A new book and a film about that book explore the conviction of one of the most extraordinary writers of the 20th century. The conviction is that, if we have religion, it must be cosmic and encompass everything. Indeed, for C.S. Lewis, all of creation was meaningful and “God has written a kind of poetry into the very orbit of the planets.” That conviction was central to Lewis’ faith and it infused his fiction. Less well-known was his fascination for medieval cosmology. Together, his belief that we inhabit “a meaning-drenched universe” and his interest in the characteristics attributed by the medieval world to the “planets” (among whose number they counted sun and moon) in the skies above, may provide the key to a deeper understanding of Lewis’ Narnia books. That’s Michael Ward’s contention in Planet Narnia: The Seven Heavens in the Imagination of C.S. Lewis (Oxford University Press, 2008). This book has inspired a new hour-long documentary for the BBC called The Narnia Code, which dubs Ward’s reinterpretation of the Narnia books “the most fascinating piece of literary archaeology in years.” As an Anglican priest and scholar, Ward was unable to reconcile the “satisfying progression and coherence” of the Narnia books with their outward randomness: “They’ve been criticized as a hodge-podge, a mish-mash…with no rhyme, reason or literary sense.” After all, here were stories that combined such wildly disparate elements as fauns, talking animals and Father Christmas! Are the books just a random assemblage of characters and events? Or, does some deeper meaning undergird them? Past attempts to impose theories on the Narnia books (suggesting, for example, that they reflected the sacraments or the seven deadly sins) seemed artificial and unpersuasive.
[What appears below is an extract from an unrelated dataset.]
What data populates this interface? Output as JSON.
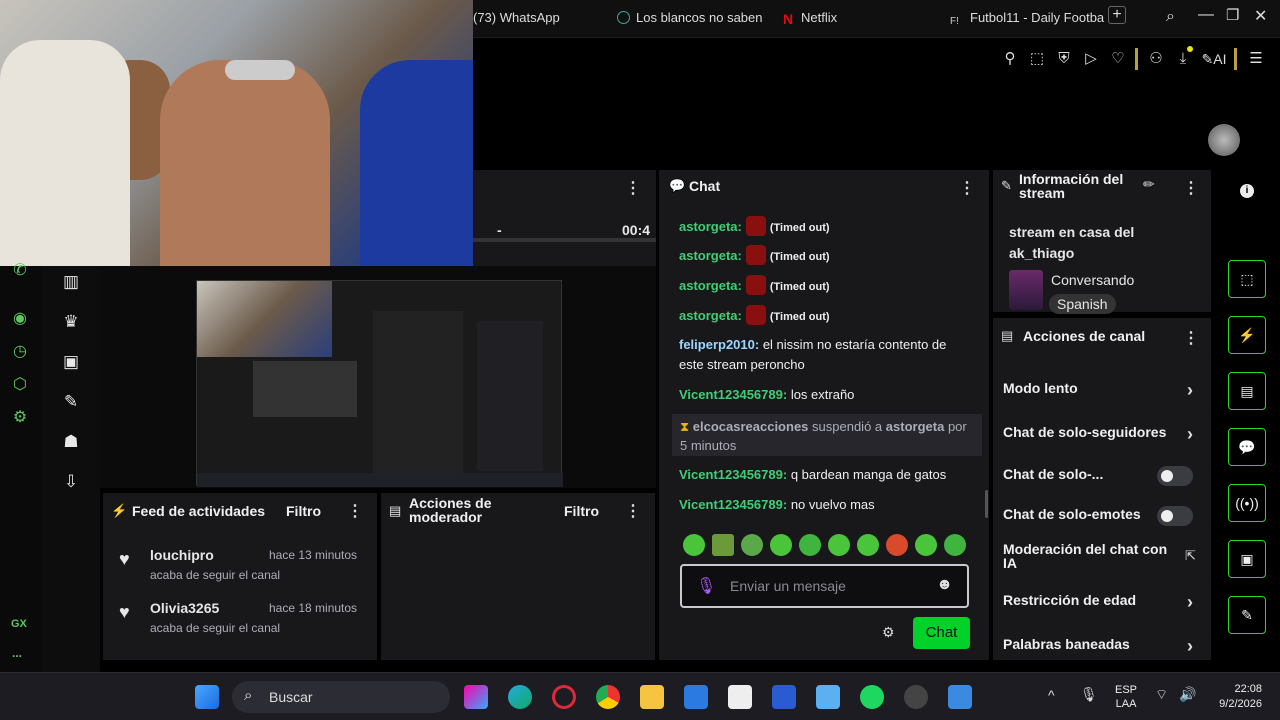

Better, but still not wholly adequate, was the notion that
“a Christological dimension [provided] the key to the Narnia’s unity.” Lewis himself said that “the whole Narnian story is about Christ.” And we see Aslan, the series’ Christ-figure, as creator, redeemer and judge, respectively, in three of the seven books. But the Christocentric interpretation doesn’t comfortably fit the other four books. Ward thinks he knows what does—namely, a direct correlation between each of the seven books and the seven “planets” as they were understood in medieval times, to wit, Jupiter, Mars, the Sun, the Moon, Mercury, Venus, and Saturn. For Ward, this “secret imaginative key” to Narnia reflects Lewis’ need to communicate a “meaning-drenched universe” through storytelling. Before modern science gave us “a mechanistic view of the universe,” making it “a dead and lifeless thing,” our forebears ascribed meaning to the spheres above, meaning that is reflected in Lewis’ poem The Planets. Thus, Jupiter is associated with “winter passed and guilt forgiven,” and so is The Lion, the Witch and the Wardrobe. Similarly, if we associate Prince Caspian with Mars, the god of war, it’s not surprising that the book is concerned with civil war and “boys hardening into knights.” Images of trees in that same book coincide with a lesser-known aspect of Martian symbolism, that of Mars Sylvanus, a vegetation deity. Such examples scarcely skim the surface of Ward’s thorough and fascinating literary detective work. At its heart, his thesis echoes Lewis’ view that, as religious folk, we should be interested not just in what something is made of, but in the meaning, value, and purpose of the creation that surrounds us. John Arkelian is a writer, film critic, and editor-in-chief of Artsforum Magazine.Copyright © 2009 by John Arkelian.